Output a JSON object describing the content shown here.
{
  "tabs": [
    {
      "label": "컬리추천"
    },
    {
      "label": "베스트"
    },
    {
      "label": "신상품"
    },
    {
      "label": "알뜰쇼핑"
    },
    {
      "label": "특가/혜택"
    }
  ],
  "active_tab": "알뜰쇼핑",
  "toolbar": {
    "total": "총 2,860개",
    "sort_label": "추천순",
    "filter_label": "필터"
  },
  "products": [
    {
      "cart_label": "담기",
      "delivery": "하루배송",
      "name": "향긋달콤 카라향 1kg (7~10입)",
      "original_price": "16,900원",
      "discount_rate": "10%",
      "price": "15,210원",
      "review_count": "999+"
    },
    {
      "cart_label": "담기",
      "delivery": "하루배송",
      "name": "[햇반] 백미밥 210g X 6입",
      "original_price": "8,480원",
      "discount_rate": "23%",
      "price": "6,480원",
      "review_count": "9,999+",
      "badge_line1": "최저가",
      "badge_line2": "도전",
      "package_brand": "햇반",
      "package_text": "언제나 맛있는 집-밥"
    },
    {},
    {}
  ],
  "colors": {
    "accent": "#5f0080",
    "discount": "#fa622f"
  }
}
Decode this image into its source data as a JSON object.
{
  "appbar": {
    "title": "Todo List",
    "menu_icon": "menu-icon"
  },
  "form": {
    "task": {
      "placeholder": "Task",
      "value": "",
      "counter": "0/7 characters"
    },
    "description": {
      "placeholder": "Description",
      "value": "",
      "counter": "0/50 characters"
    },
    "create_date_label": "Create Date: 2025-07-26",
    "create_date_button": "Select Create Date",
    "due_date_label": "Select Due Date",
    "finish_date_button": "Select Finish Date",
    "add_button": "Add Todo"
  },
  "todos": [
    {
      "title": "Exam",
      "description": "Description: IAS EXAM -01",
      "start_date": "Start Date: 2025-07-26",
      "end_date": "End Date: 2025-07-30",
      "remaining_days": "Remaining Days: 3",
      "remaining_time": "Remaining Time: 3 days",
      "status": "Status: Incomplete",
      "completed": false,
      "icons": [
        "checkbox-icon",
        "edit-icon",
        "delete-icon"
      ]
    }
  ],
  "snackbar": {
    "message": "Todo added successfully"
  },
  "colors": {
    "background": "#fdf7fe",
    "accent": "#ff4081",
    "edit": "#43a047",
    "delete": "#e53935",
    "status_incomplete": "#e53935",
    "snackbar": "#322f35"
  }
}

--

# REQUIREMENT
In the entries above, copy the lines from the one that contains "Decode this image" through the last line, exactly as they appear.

# WRITTEN RESPONSE
Decode this image into its source data as a JSON object.
{
  "appbar": {
    "title": "Todo List",
    "menu_icon": "menu-icon"
  },
  "form": {
    "task": {
      "placeholder": "Task",
      "value": "",
      "counter": "0/7 characters"
    },
    "description": {
      "placeholder": "Description",
      "value": "",
      "counter": "0/50 characters"
    },
    "create_date_label": "Create Date: 2025-07-26",
    "create_date_button": "Select Create Date",
    "due_date_label": "Select Due Date",
    "finish_date_button": "Select Finish Date",
    "add_button": "Add Todo"
  },
  "todos": [
    {
      "title": "Exam",
      "description": "Description: IAS EXAM -01",
      "start_date": "Start Date: 2025-07-26",
      "end_date": "End Date: 2025-07-30",
      "remaining_days": "Remaining Days: 3",
      "remaining_time": "Remaining Time: 3 days",
      "status": "Status: Incomplete",
      "completed": false,
      "icons": [
        "checkbox-icon",
        "edit-icon",
        "delete-icon"
      ]
    }
  ],
  "snackbar": {
    "message": "Todo added successfully"
  },
  "colors": {
    "background": "#fdf7fe",
    "accent": "#ff4081",
    "edit": "#43a047",
    "delete": "#e53935",
    "status_incomplete": "#e53935",
    "snackbar": "#322f35"
  }
}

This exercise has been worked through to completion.